Input material:
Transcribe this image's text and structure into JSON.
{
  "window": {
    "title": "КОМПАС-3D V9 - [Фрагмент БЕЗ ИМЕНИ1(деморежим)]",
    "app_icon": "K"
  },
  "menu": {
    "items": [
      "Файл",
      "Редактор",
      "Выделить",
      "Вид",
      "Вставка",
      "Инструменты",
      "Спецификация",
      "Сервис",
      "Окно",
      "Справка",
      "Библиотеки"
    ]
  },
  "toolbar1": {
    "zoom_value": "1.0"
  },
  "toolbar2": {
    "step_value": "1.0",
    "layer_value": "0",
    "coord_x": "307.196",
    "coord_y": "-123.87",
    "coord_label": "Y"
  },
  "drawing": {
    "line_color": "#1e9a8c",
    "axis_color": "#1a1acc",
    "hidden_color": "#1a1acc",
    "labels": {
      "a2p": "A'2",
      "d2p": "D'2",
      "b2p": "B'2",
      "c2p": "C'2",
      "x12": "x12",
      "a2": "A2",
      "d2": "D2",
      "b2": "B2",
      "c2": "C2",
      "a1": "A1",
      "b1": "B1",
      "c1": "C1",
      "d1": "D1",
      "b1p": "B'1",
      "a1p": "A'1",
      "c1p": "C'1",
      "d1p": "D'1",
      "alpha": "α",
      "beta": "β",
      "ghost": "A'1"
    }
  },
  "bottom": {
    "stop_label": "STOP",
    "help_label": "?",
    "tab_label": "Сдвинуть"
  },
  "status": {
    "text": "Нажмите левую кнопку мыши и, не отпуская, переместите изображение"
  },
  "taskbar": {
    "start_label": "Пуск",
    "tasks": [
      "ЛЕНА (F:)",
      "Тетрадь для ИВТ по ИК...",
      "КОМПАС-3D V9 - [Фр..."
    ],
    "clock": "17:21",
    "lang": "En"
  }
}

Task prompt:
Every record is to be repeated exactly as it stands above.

Result of this task:
Transcribe this image's text and structure into JSON.
{
  "window": {
    "title": "КОМПАС-3D V9 - [Фрагмент БЕЗ ИМЕНИ1(деморежим)]",
    "app_icon": "K"
  },
  "menu": {
    "items": [
      "Файл",
      "Редактор",
      "Выделить",
      "Вид",
      "Вставка",
      "Инструменты",
      "Спецификация",
      "Сервис",
      "Окно",
      "Справка",
      "Библиотеки"
    ]
  },
  "toolbar1": {
    "zoom_value": "1.0"
  },
  "toolbar2": {
    "step_value": "1.0",
    "layer_value": "0",
    "coord_x": "307.196",
    "coord_y": "-123.87",
    "coord_label": "Y"
  },
  "drawing": {
    "line_color": "#1e9a8c",
    "axis_color": "#1a1acc",
    "hidden_color": "#1a1acc",
    "labels": {
      "a2p": "A'2",
      "d2p": "D'2",
      "b2p": "B'2",
      "c2p": "C'2",
      "x12": "x12",
      "a2": "A2",
      "d2": "D2",
      "b2": "B2",
      "c2": "C2",
      "a1": "A1",
      "b1": "B1",
      "c1": "C1",
      "d1": "D1",
      "b1p": "B'1",
      "a1p": "A'1",
      "c1p": "C'1",
      "d1p": "D'1",
      "alpha": "α",
      "beta": "β",
      "ghost": "A'1"
    }
  },
  "bottom": {
    "stop_label": "STOP",
    "help_label": "?",
    "tab_label": "Сдвинуть"
  },
  "status": {
    "text": "Нажмите левую кнопку мыши и, не отпуская, переместите изображение"
  },
  "taskbar": {
    "start_label": "Пуск",
    "tasks": [
      "ЛЕНА (F:)",
      "Тетрадь для ИВТ по ИК...",
      "КОМПАС-3D V9 - [Фр..."
    ],
    "clock": "17:21",
    "lang": "En"
  }
}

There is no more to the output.